The Republican Governors Association even took notice of the spats, sending an email blast out Thursday morning saying: “The Colorado gubernatorial primary is quickly getting ugly. . . . As these candidates engage in personal attacks and eschew centrism, their chances of retaining Hickenlooper’s big tent coalition keep looking more difficult.”
But Kennedy, in a statement, said that her campaign has stayed clean since it can’t coordinate with the PAC.
“I am honored to have the support of teachers and appreciate their desire to make schools better. They took a close look at the candidates running for governor, asked hard questions, and decided my vision for education and record would best serve the students of Colorado,” Kennedy said in a statement to Denver7. She surged forward in fundraising this spring with the backing of the Colorado Education Association amid teacher rallies and strikes.
“They produced this ad independent of my campaign and I cannot legally coordinate with them,” she continued. “I’ve pledged to keep my own campaign positive and I encourage all of the independent groups including those supporting my candidacy to do the same.”
One of the candidates that has so far stayed out of the fray is Donna Lynne, whose campaign spokesperson, Michele Ames, said she intended to honor the clean campaign pledge.
“Colorado needs a leader who can rise above this kind of squabbling and bring people together to solve real issues for real Coloradans. That leader is our current Lieutenant Governor, Donna Lynne,” Ames said in a statement to Denver7.
There haven’t been any polls released about the current Democratic primary field since a Magellan Strategies poll released in late March, but as the Colorado Independent’s Mike Littwin noted in his latest race roundup, Kennedy, Polis and Johnston are all believed to be the most-likely to win the Democratic nomination.
Polis, who has put $5 million into his own campaign and has been spending much of the money on advertisements in recent weeks, released two new advertisements Thursday regarding his support for universal health care.
And it isn’t just the Democratic gubernatorial candidates who have started to try and find ways to rise to the top of their respective packs. GOP gubernatorial candidate Walker Stapleton has been grilled by his opponents over his work on the PERA deal and over a mostly-misleading advertisement. And Levi Tillmeann has been attacking his Democratic primary opponent in Colorado's 6th Congressional District race, Jason Crow.

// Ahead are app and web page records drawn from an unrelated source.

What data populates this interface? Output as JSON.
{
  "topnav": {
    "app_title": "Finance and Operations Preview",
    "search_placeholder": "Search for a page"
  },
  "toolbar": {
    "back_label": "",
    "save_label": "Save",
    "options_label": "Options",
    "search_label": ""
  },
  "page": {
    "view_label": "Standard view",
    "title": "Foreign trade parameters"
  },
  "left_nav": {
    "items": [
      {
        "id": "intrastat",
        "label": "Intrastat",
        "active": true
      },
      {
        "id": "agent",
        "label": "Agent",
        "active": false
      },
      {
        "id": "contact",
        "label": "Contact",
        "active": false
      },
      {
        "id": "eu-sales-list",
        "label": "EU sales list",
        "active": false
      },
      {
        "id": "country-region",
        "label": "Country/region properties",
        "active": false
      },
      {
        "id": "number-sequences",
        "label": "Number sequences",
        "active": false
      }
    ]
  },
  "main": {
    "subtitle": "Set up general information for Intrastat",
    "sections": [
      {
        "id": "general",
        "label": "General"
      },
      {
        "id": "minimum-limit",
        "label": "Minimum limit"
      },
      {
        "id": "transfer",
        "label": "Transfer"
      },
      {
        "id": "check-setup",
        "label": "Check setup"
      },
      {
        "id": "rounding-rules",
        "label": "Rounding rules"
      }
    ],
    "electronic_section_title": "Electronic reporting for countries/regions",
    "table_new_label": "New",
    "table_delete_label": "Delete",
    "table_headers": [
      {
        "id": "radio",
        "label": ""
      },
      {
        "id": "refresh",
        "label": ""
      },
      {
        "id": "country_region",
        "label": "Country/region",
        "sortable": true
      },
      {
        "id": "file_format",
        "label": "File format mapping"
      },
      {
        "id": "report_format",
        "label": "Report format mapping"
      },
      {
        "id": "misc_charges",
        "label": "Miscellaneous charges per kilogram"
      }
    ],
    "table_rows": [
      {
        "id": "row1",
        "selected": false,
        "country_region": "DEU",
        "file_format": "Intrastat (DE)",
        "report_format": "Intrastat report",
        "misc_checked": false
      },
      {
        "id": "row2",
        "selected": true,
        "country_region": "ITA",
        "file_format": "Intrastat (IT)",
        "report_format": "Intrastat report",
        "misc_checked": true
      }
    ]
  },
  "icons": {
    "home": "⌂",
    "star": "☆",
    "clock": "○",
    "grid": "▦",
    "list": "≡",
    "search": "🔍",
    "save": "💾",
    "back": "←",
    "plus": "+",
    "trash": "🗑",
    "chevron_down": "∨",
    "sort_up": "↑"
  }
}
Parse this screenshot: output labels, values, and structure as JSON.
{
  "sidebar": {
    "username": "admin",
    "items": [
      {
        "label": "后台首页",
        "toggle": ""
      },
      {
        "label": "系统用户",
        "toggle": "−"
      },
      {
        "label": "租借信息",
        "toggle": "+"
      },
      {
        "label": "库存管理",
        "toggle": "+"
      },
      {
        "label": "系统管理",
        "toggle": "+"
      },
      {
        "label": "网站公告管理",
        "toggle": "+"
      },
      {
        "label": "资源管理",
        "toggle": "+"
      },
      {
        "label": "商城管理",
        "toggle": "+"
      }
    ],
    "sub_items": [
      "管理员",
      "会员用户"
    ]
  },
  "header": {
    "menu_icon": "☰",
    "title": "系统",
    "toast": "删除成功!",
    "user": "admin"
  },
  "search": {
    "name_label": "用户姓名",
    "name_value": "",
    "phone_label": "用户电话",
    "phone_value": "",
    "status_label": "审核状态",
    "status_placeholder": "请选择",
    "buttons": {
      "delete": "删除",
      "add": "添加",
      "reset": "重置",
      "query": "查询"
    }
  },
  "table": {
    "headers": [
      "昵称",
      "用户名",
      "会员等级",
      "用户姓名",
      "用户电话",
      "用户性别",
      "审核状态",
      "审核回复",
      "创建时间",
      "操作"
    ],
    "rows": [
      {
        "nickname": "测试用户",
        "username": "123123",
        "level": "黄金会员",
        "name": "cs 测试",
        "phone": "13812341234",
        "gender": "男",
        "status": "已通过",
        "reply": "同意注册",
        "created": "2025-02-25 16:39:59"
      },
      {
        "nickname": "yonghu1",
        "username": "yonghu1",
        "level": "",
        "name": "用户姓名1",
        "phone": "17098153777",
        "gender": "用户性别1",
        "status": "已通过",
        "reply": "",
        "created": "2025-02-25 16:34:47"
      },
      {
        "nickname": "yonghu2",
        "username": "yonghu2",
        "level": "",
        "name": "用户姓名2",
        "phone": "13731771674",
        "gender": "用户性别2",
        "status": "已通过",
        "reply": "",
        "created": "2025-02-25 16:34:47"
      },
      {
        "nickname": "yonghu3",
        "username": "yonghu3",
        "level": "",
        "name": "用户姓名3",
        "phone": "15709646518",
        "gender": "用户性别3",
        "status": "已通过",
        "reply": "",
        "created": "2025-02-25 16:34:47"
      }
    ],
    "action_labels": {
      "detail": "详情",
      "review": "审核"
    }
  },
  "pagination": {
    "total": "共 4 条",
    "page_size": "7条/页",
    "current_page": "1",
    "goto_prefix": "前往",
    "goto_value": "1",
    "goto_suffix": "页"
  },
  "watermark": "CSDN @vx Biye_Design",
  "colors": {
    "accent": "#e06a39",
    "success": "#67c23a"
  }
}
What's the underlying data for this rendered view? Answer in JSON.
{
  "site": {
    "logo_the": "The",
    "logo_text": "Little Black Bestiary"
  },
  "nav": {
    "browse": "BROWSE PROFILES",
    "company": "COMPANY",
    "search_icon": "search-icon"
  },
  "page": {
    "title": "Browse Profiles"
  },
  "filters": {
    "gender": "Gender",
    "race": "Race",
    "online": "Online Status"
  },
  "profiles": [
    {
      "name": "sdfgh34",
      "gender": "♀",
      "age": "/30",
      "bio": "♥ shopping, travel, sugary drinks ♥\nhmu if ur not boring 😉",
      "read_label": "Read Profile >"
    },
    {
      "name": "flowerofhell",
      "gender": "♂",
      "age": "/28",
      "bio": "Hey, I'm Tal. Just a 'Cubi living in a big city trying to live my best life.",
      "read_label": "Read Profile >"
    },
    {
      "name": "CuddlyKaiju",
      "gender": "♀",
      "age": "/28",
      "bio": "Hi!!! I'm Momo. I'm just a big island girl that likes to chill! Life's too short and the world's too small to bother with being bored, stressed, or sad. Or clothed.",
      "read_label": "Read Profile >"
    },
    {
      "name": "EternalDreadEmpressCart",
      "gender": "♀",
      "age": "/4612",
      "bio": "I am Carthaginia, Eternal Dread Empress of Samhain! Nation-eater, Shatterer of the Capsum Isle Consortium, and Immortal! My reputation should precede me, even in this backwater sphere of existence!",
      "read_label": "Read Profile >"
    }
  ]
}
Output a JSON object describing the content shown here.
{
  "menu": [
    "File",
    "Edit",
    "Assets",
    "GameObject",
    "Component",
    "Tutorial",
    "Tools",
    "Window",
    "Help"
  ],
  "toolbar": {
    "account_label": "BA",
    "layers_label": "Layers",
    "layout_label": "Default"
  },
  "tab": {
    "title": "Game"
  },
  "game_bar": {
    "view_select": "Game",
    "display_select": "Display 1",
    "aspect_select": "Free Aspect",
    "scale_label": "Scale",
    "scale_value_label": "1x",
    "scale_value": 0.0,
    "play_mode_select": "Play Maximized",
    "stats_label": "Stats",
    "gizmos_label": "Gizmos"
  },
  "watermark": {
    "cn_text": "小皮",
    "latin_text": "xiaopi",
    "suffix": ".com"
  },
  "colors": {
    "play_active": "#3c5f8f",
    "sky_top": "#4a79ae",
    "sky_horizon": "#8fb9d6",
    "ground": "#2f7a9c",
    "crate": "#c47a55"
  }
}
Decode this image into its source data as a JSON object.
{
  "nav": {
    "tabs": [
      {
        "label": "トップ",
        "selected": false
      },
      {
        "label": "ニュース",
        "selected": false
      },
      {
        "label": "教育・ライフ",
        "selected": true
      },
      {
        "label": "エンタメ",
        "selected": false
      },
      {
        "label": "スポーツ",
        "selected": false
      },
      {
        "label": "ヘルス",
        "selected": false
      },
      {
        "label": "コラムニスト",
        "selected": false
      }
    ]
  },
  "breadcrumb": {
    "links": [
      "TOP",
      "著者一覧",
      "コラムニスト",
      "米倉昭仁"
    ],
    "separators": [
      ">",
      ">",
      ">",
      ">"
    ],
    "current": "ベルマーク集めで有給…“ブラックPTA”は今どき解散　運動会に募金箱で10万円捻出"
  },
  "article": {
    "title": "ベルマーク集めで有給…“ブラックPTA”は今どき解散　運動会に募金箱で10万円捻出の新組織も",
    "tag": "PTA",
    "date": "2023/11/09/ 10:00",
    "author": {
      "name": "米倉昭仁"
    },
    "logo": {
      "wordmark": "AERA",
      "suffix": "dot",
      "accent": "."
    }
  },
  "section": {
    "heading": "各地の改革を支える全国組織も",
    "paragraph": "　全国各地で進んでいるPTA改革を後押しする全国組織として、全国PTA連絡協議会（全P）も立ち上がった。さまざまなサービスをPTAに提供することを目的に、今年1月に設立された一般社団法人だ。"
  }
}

The latest bi-weekly fundraising reports are due out on Monday and are expected to paint a better picture of where the candidates stand money-wise heading into the final four weeks of the primary. Ballots will also be mailed out early next week to in-state voters, meaning some Coloradans could be choosing their candidate next week.